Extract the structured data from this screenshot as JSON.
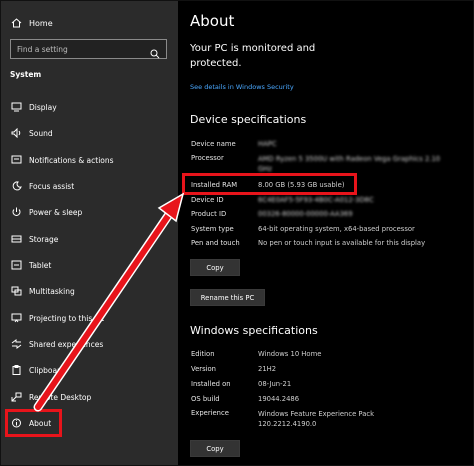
{
  "sidebar": {
    "home_label": "Home",
    "search_placeholder": "Find a setting",
    "section_label": "System",
    "items": [
      {
        "label": "Display",
        "icon": "display-icon"
      },
      {
        "label": "Sound",
        "icon": "sound-icon"
      },
      {
        "label": "Notifications & actions",
        "icon": "notifications-icon"
      },
      {
        "label": "Focus assist",
        "icon": "focus-assist-icon"
      },
      {
        "label": "Power & sleep",
        "icon": "power-icon"
      },
      {
        "label": "Storage",
        "icon": "storage-icon"
      },
      {
        "label": "Tablet",
        "icon": "tablet-icon"
      },
      {
        "label": "Multitasking",
        "icon": "multitasking-icon"
      },
      {
        "label": "Projecting to this PC",
        "icon": "projecting-icon"
      },
      {
        "label": "Shared experiences",
        "icon": "shared-experiences-icon"
      },
      {
        "label": "Clipboard",
        "icon": "clipboard-icon"
      },
      {
        "label": "Remote Desktop",
        "icon": "remote-desktop-icon"
      },
      {
        "label": "About",
        "icon": "info-icon"
      }
    ]
  },
  "main": {
    "title": "About",
    "monitored_text": "Your PC is monitored and protected.",
    "security_link": "See details in Windows Security",
    "device_specs_heading": "Device specifications",
    "device_specs": [
      {
        "key": "Device name",
        "value": "HAPC"
      },
      {
        "key": "Processor",
        "value": "AMD Ryzen 5 3500U with Radeon Vega Graphics 2.10 GHz"
      },
      {
        "key": "Installed RAM",
        "value": "8.00 GB (5.93 GB usable)"
      },
      {
        "key": "Device ID",
        "value": "6C4E0AF5-5F93-4B0C-A012-3D8C"
      },
      {
        "key": "Product ID",
        "value": "00326-80000-00000-AA369"
      },
      {
        "key": "System type",
        "value": "64-bit operating system, x64-based processor"
      },
      {
        "key": "Pen and touch",
        "value": "No pen or touch input is available for this display"
      }
    ],
    "copy_label": "Copy",
    "rename_label": "Rename this PC",
    "windows_specs_heading": "Windows specifications",
    "windows_specs": [
      {
        "key": "Edition",
        "value": "Windows 10 Home"
      },
      {
        "key": "Version",
        "value": "21H2"
      },
      {
        "key": "Installed on",
        "value": "08-Jun-21"
      },
      {
        "key": "OS build",
        "value": "19044.2486"
      },
      {
        "key": "Experience",
        "value": "Windows Feature Experience Pack",
        "value2": "120.2212.4190.0"
      }
    ],
    "copy2_label": "Copy"
  },
  "colors": {
    "annotation_red": "#e8141b",
    "link_blue": "#4aa8ff",
    "sidebar_bg": "#2b2b2b",
    "main_bg": "#000000"
  }
}
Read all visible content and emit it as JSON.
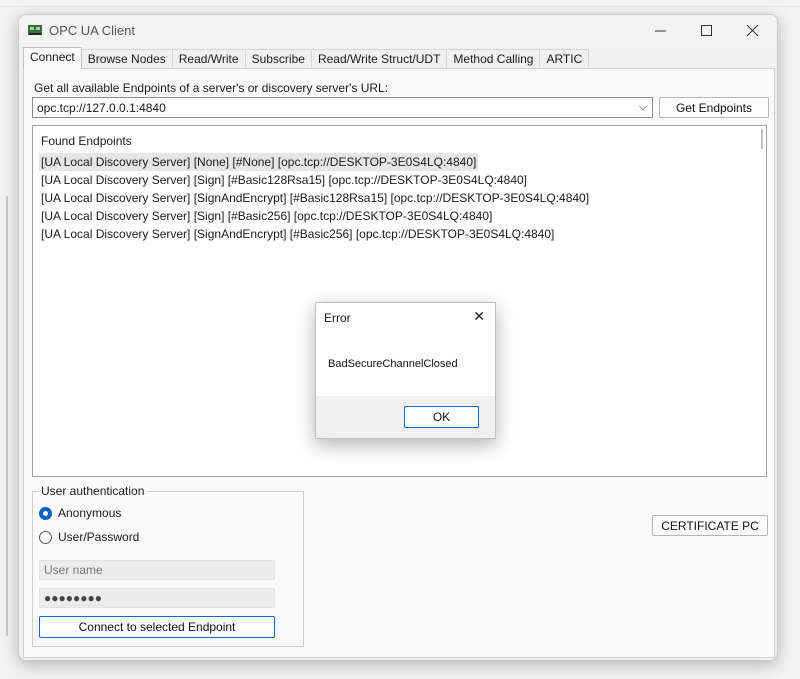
{
  "window": {
    "title": "OPC UA Client"
  },
  "tabs": [
    {
      "label": "Connect"
    },
    {
      "label": "Browse Nodes"
    },
    {
      "label": "Read/Write"
    },
    {
      "label": "Subscribe"
    },
    {
      "label": "Read/Write Struct/UDT"
    },
    {
      "label": "Method Calling"
    },
    {
      "label": "ARTIC"
    }
  ],
  "connect": {
    "url_label": "Get all available Endpoints of a server's or discovery server's URL:",
    "url_value": "opc.tcp://127.0.0.1:4840",
    "get_endpoints_label": "Get Endpoints",
    "endpoints_header": "Found Endpoints",
    "endpoints": [
      "[UA Local Discovery Server]  [None]  [#None]  [opc.tcp://DESKTOP-3E0S4LQ:4840]",
      "[UA Local Discovery Server]  [Sign]  [#Basic128Rsa15]  [opc.tcp://DESKTOP-3E0S4LQ:4840]",
      "[UA Local Discovery Server]  [SignAndEncrypt]  [#Basic128Rsa15]  [opc.tcp://DESKTOP-3E0S4LQ:4840]",
      "[UA Local Discovery Server]  [Sign]  [#Basic256]  [opc.tcp://DESKTOP-3E0S4LQ:4840]",
      "[UA Local Discovery Server]  [SignAndEncrypt]  [#Basic256]  [opc.tcp://DESKTOP-3E0S4LQ:4840]"
    ],
    "auth_legend": "User authentication",
    "anonymous_label": "Anonymous",
    "userpass_label": "User/Password",
    "username_placeholder": "User name",
    "password_value": "●●●●●●●●",
    "connect_label": "Connect to selected Endpoint",
    "certificate_label": "CERTIFICATE PC"
  },
  "dialog": {
    "title": "Error",
    "message": "BadSecureChannelClosed",
    "ok_label": "OK"
  },
  "colors": {
    "accent": "#0b62c9"
  }
}
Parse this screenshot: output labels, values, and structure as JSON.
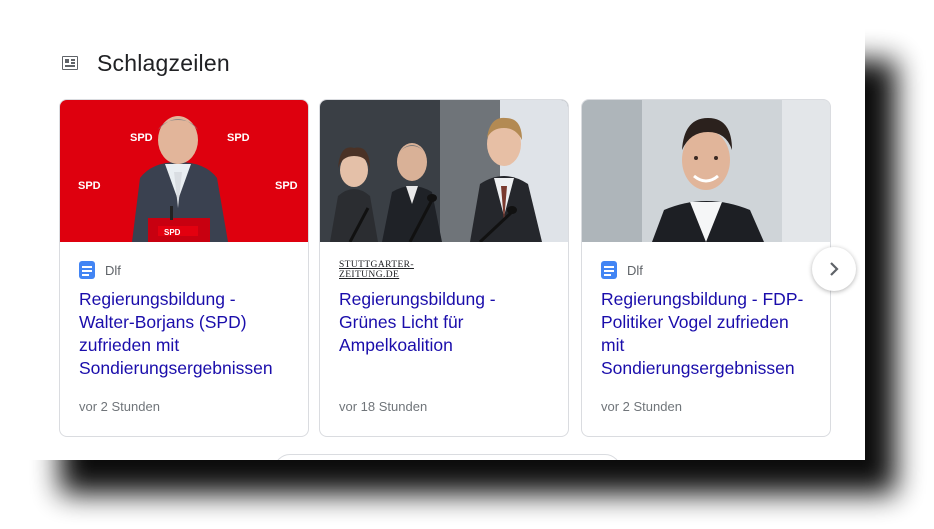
{
  "section": {
    "title": "Schlagzeilen",
    "icon": "newspaper-icon"
  },
  "cards": [
    {
      "image": "photo-speaker-at-red-podium",
      "source": {
        "name": "Dlf",
        "icon": "document-favicon-icon",
        "color": "#4285f4"
      },
      "headline": "Regierungsbildung - Walter-Borjans (SPD) zufrieden mit Sondierungsergebnissen",
      "time": "vor 2 Stunden",
      "image_text": "SPD"
    },
    {
      "image": "photo-three-politicians-at-microphones",
      "source": {
        "logo_line1": "STUTTGARTER-",
        "logo_line2": "ZEITUNG.DE"
      },
      "headline": "Regierungsbildung - Grünes Licht für Ampelkoalition",
      "time": "vor 18 Stunden"
    },
    {
      "image": "photo-smiling-man-portrait",
      "source": {
        "name": "Dlf",
        "icon": "document-favicon-icon",
        "color": "#4285f4"
      },
      "headline": "Regierungsbildung - FDP-Politiker Vogel zufrieden mit Sondierungsergebnissen",
      "time": "vor 2 Stunden"
    }
  ],
  "next_button": {
    "icon": "chevron-right-icon"
  },
  "colors": {
    "headline_link": "#1a0dab",
    "spd_red": "#e3000f",
    "border": "#dadce0"
  }
}
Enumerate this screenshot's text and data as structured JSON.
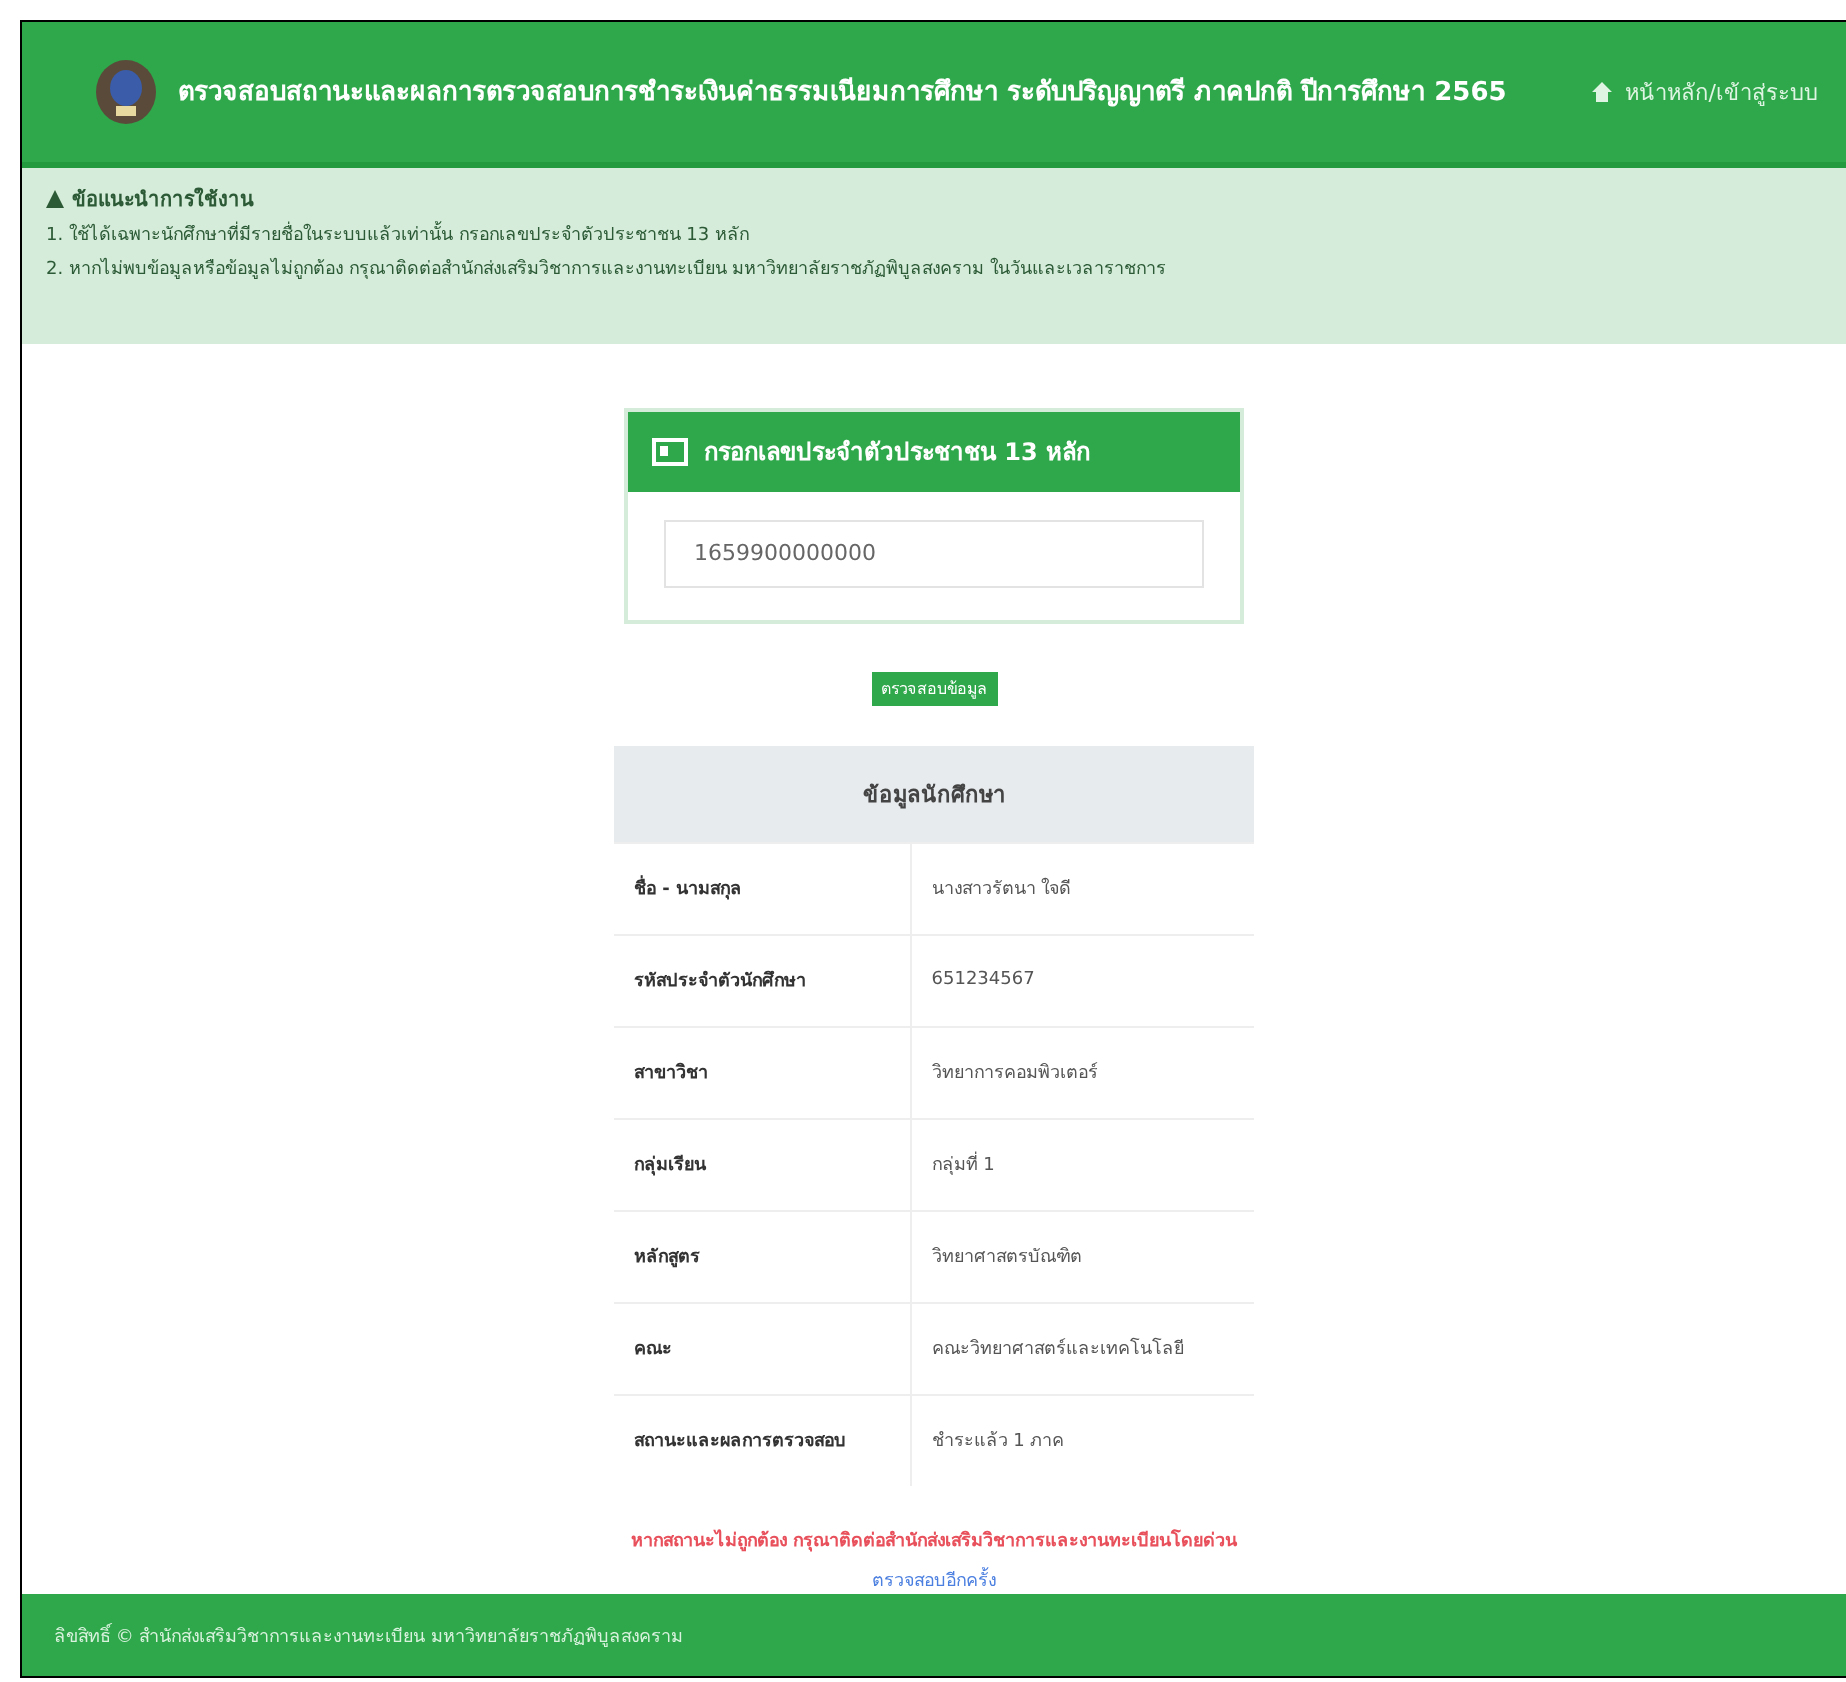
{
  "header": {
    "title": "ตรวจสอบสถานะและผลการตรวจสอบการชำระเงินค่าธรรมเนียมการศึกษา ระดับปริญญาตรี ภาคปกติ ปีการศึกษา 2565",
    "nav_link": "หน้าหลัก/เข้าสู่ระบบ"
  },
  "notice": {
    "title": "ข้อแนะนำการใช้งาน",
    "lines": [
      "1. ใช้ได้เฉพาะนักศึกษาที่มีรายชื่อในระบบแล้วเท่านั้น กรอกเลขประจำตัวประชาชน 13 หลัก",
      "2. หากไม่พบข้อมูลหรือข้อมูลไม่ถูกต้อง กรุณาติดต่อสำนักส่งเสริมวิชาการและงานทะเบียน มหาวิทยาลัยราชภัฏพิบูลสงคราม ในวันและเวลาราชการ"
    ]
  },
  "search_card": {
    "title": "กรอกเลขประจำตัวประชาชน 13 หลัก",
    "value": "1659900000000",
    "button": "ตรวจสอบข้อมูล"
  },
  "student_table": {
    "title": "ข้อมูลนักศึกษา",
    "rows": [
      {
        "label": "ชื่อ - นามสกุล",
        "value": "นางสาวรัตนา ใจดี"
      },
      {
        "label": "รหัสประจำตัวนักศึกษา",
        "value": "651234567"
      },
      {
        "label": "สาขาวิชา",
        "value": "วิทยาการคอมพิวเตอร์"
      },
      {
        "label": "กลุ่มเรียน",
        "value": "กลุ่มที่ 1"
      },
      {
        "label": "หลักสูตร",
        "value": "วิทยาศาสตรบัณฑิต"
      },
      {
        "label": "คณะ",
        "value": "คณะวิทยาศาสตร์และเทคโนโลยี"
      },
      {
        "label": "สถานะและผลการตรวจสอบ",
        "value": "ชำระแล้ว 1 ภาค"
      }
    ]
  },
  "warning": "**หากสถานะไม่ถูกต้อง กรุณาติดต่อสำนักส่งเสริมวิชาการและงานทะเบียนโดยด่วน**",
  "back_link": "ตรวจสอบอีกครั้ง",
  "footer": "ลิขสิทธิ์ © สำนักส่งเสริมวิชาการและงานทะเบียน มหาวิทยาลัยราชภัฏพิบูลสงคราม"
}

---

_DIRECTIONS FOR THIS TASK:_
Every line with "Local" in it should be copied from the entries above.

_SOLUTION TO THE PROBLEM:_
      "[UA Local Discovery Server]  [None]  [#None]  [opc.tcp://DESKTOP-3E0S4LQ:4840]",
      "[UA Local Discovery Server]  [Sign]  [#Basic128Rsa15]  [opc.tcp://DESKTOP-3E0S4LQ:4840]",
      "[UA Local Discovery Server]  [SignAndEncrypt]  [#Basic128Rsa15]  [opc.tcp://DESKTOP-3E0S4LQ:4840]",
      "[UA Local Discovery Server]  [Sign]  [#Basic256]  [opc.tcp://DESKTOP-3E0S4LQ:4840]",
      "[UA Local Discovery Server]  [SignAndEncrypt]  [#Basic256]  [opc.tcp://DESKTOP-3E0S4LQ:4840]"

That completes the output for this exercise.